As mentioned in my last post, not all default nor third-party aircraft come with an aircraft reference file. If needed, to create a missing one isn’t difficult at all.
The Aircraft Reference is basically an html-formatted file with a name containing “aircraft model” + “_REF“ and a filename extension of “.htm” It is located in the aircraft folder under “SimObjects/Airplanes“.
If you don’t have much knowledge about html, you could simply: Continue reading
After the cockpit video, Father Dane further sent me the following information regarding the objectives of the simulator project that he built. It also includes a 6-part tutorial explaining the very basics of flying.
Although Father Dane mentioned that most followers of FSX Times (many are real pilots) should not need these simple information, and some of the followers might have seen them in his channel already, I am still very happy to putting them here as they are very inspiring.
I built the C172 simulator as a Lenten project last year for the use of some local young students who wanted to find out if they really had the flying “bug”.
As it happened, they did and now they are all involved in taking real flying lessons on their way to earning a PPL. Continue reading
A pilot friend (who prefers anonymous) sent me a note about how he connects the Reality XP GNS430 to the NAV2 CDI on the C172SP in X-Plane 11. I don’t have any products from Reality XP myself but I believe the instruction should be of interest to many others who own the product.
Followings are the instructions: Continue reading
Some friends email me saying that they are interested to know how I upgraded (“migrate” I think is more accurate) my Saitek drivers to the Logitech version. Again, as mentioned a few times, such a migration is not necessary if the Saitek drivers are working fine.
Anyway, it does no harm if anyone want to keep up with the Logitech version. But ensure to AVOID using version 0.8.144.0 as it has error. Version 220.127.116.11. is fine, which I am currently using.
Followings are the steps I took for the migration: Continue reading
It is commonly known that SPAD.neXt and Saitek/Logitech drivers cannot be run simultaneoulsy; otherwise conflicts will occur.
Here’s how to avoid the conflict when running the new X-Plane FIP Gauges (using Saitek/Logitech drivers) together with SPAD.neXt; since the development of my earlier X-Plane gauges designed for SPAD.neXt has come to a stop for the moment.
Edit: Just found that there are still conflicts between the Logitech plugins and SPAD.neXt. Under this combination, all basic functions work ok but not the many extra features provided by SPAD.neXt.
Will explore further if there are solutions.
Install the Saitek/Logitech FIP drivers (if they have been removed from the computer) — it is necessary for the Windows OS to recognize the hardware.
You could download the Flight Instrument Panel Drivers from Logitech’s support web page here.
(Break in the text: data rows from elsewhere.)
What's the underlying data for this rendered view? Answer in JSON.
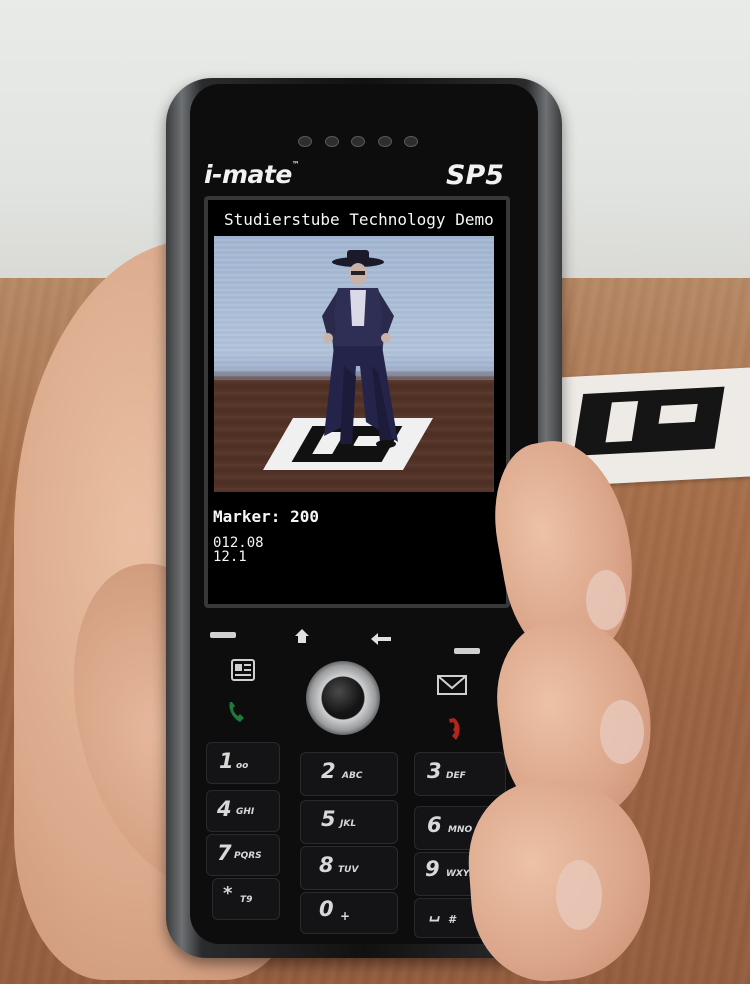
{
  "phone": {
    "brand": "i-mate",
    "trademark": "™",
    "model": "SP5"
  },
  "screen": {
    "title": "Studierstube Technology Demo",
    "marker_label": "Marker: 200",
    "readout_line1": "012.08",
    "readout_line2": "12.1"
  },
  "keypad": {
    "keys": [
      {
        "digit": "1",
        "letters": "ᴏᴏ"
      },
      {
        "digit": "2",
        "letters": "ABC"
      },
      {
        "digit": "3",
        "letters": "DEF"
      },
      {
        "digit": "4",
        "letters": "GHI"
      },
      {
        "digit": "5",
        "letters": "JKL"
      },
      {
        "digit": "6",
        "letters": "MNO"
      },
      {
        "digit": "7",
        "letters": "PQRS"
      },
      {
        "digit": "8",
        "letters": "TUV"
      },
      {
        "digit": "9",
        "letters": "WXYZ"
      },
      {
        "digit": "*",
        "letters": "T9"
      },
      {
        "digit": "0",
        "letters": "+"
      },
      {
        "digit": "␣",
        "letters": "#"
      }
    ]
  },
  "icons": {
    "home": "home-icon",
    "back": "back-arrow-icon",
    "contacts": "contacts-card-icon",
    "message": "envelope-icon",
    "call": "green-handset-icon",
    "end": "red-handset-icon",
    "nav": "joystick-icon"
  },
  "colors": {
    "phone_body": "#111111",
    "screen_text": "#f6f6f6",
    "call_green": "#1f7a3a",
    "end_red": "#b3261e"
  }
}
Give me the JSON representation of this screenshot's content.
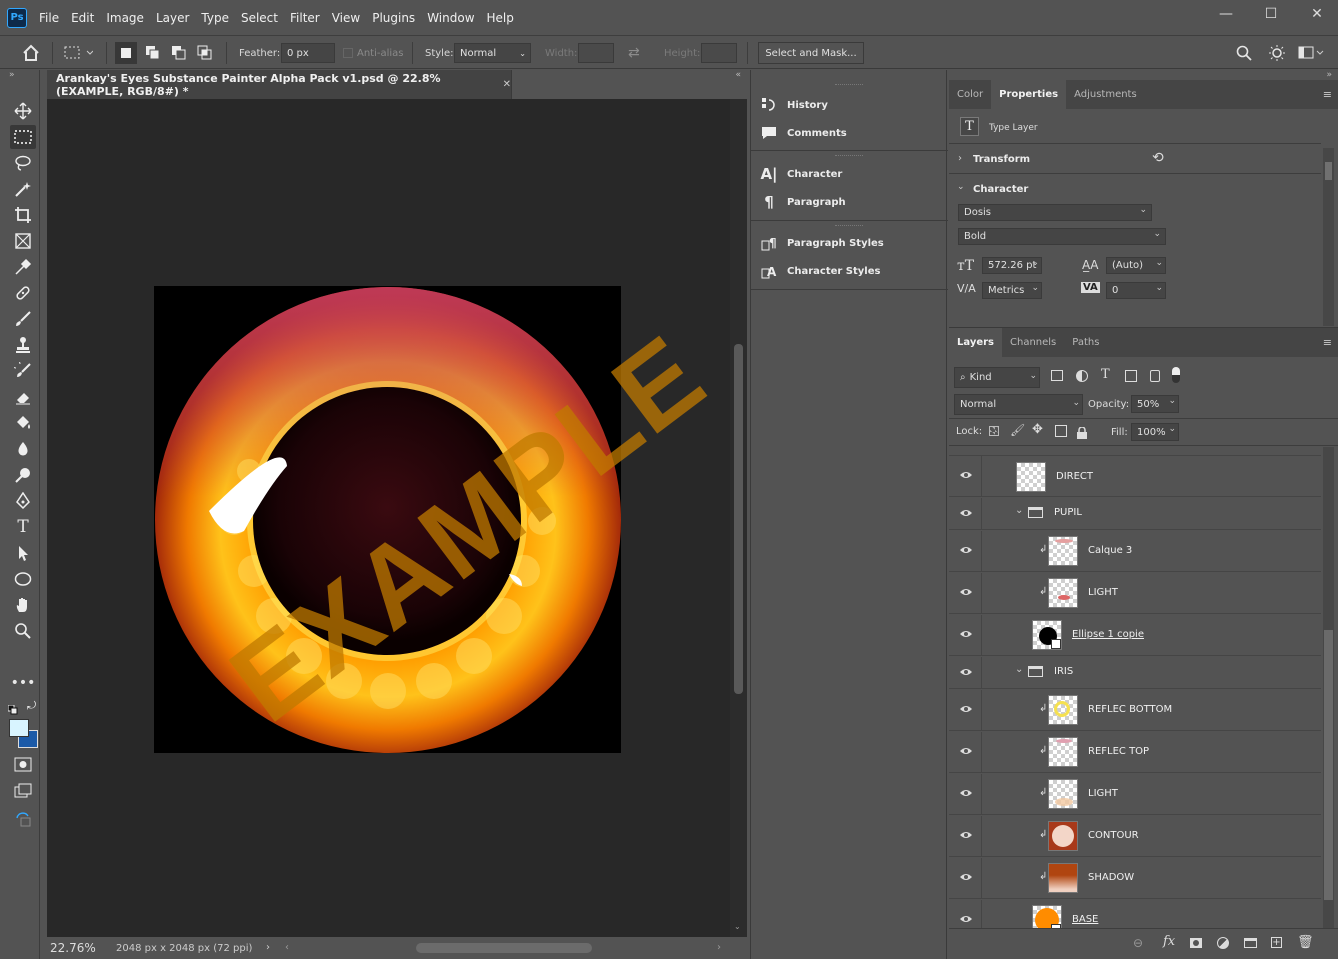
{
  "app": {
    "logo": "Ps"
  },
  "menu": [
    "File",
    "Edit",
    "Image",
    "Layer",
    "Type",
    "Select",
    "Filter",
    "View",
    "Plugins",
    "Window",
    "Help"
  ],
  "window_controls": {
    "minimize": "—",
    "maximize": "☐",
    "close": "✕"
  },
  "options": {
    "feather_label": "Feather:",
    "feather_value": "0 px",
    "antialias_label": "Anti-alias",
    "style_label": "Style:",
    "style_value": "Normal",
    "width_label": "Width:",
    "height_label": "Height:",
    "select_mask": "Select and Mask..."
  },
  "document": {
    "tab_title": "Arankay's Eyes Substance Painter Alpha Pack v1.psd @ 22.8% (EXAMPLE, RGB/8#) *",
    "watermark": "EXAMPLE",
    "zoom": "22.76%",
    "dimensions": "2048 px x 2048 px (72 ppi)"
  },
  "mid_panel": {
    "group1": [
      "History",
      "Comments"
    ],
    "group2": [
      "Character",
      "Paragraph"
    ],
    "group3": [
      "Paragraph Styles",
      "Character Styles"
    ]
  },
  "properties": {
    "tabs": [
      "Color",
      "Properties",
      "Adjustments"
    ],
    "active_tab": "Properties",
    "layer_type": "Type Layer",
    "transform_label": "Transform",
    "character_label": "Character",
    "font_family": "Dosis",
    "font_style": "Bold",
    "font_size": "572.26 pt",
    "leading": "(Auto)",
    "kerning": "Metrics",
    "tracking": "0"
  },
  "layers_panel": {
    "tabs": [
      "Layers",
      "Channels",
      "Paths"
    ],
    "filter_kind": "Kind",
    "blend_mode": "Normal",
    "opacity_label": "Opacity:",
    "opacity": "50%",
    "lock_label": "Lock:",
    "fill_label": "Fill:",
    "fill": "100%",
    "layers": [
      {
        "name": "DIRECT",
        "kind": "layer"
      },
      {
        "name": "PUPIL",
        "kind": "group"
      },
      {
        "name": "Calque 3",
        "kind": "clip"
      },
      {
        "name": "LIGHT",
        "kind": "clip"
      },
      {
        "name": "Ellipse 1 copie",
        "kind": "shape"
      },
      {
        "name": "IRIS",
        "kind": "group"
      },
      {
        "name": "REFLEC BOTTOM",
        "kind": "clip"
      },
      {
        "name": "REFLEC TOP",
        "kind": "clip"
      },
      {
        "name": "LIGHT",
        "kind": "clip"
      },
      {
        "name": "CONTOUR",
        "kind": "clip"
      },
      {
        "name": "SHADOW",
        "kind": "clip"
      },
      {
        "name": "BASE",
        "kind": "shape"
      }
    ]
  },
  "colors": {
    "accent": "#31a8ff",
    "ui_bg": "#535353",
    "canvas_bg": "#282828",
    "fg_swatch": "#d8f4ff",
    "bg_swatch": "#1b5aa8"
  }
}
Or if you have the older version 7 on hand, it works fine as well.
Follow the instructions in Post 471 to install the X-Plane Plug-in.
After restarting the computer, right-click on the Windows Menu bar at the bottom to call up “Task Manager” Continue reading
As my FIP gauges are building up and support more aircraft, I have written a quick Selection Guide to help those who are interested in my Gauges.
Click here or the image above to read the guide.
Since there is a friend David who is asking for more description to allow FIPs to work in SE, here’s the details:
Type “%AppData%\Microsoft” in File Explorer to go to the “\Roaming\Microsoft” directory.
If you have FSX boxed version on the computer as well, you will see both “FSX” and “FSX-SE” folder under the directory. Otherwise, you will see “FSX” only.
Click on the “FSX-SE” folder and open the “exe.xml” file.
Note that this is the only file you’ll need to edit to allow FIPs to work in SE.
Inside the file, you will see the following script: Continue reading
From time to time I receive questions from simmers asking if my ShadeShifter utility is compatible with P3D, while they are requesting for the download link.
The answer is “No” because “Shade for FSX” by Mogwaisoft is written specifically for FSX as its name indicates. And since my ShadeShifter utility was built upon it, it therefore doesn’t apply to the P3D platform indeed.
However, as my Post 107 mentioned, “Shade for FSX” is basically a utility that modifies the sky texture in FSX to achieve a different look and feel. And since P3D is in general an upgraded version of FSX, we could therefore copy and paste the “sky textures” modified by “Shade for FSX” into P3D. That will achieve the same result, although this approach lacks the user-friendly interface the utility originally provides.
Perhaps some of you have been doing it already. For others who have both FSX and P3D and the “Shade for FSX” utility and don’t know how to do it, here’s the instruction: Continue reading
Putting FIPs on a networked PC could reserve system resources for the simulator but the FIPs on the remote computer have to be started manually.
Stefano Cancelli in the Comment section of the story provides a solution by using a Microsoft utility called PSExec. Via PSExec, the FIPs on the networked PC can now start up automatically when FSX on the local computer launches, and quits when FSX exits.
Very useful tips and followings are the instruction from Stef: Continue reading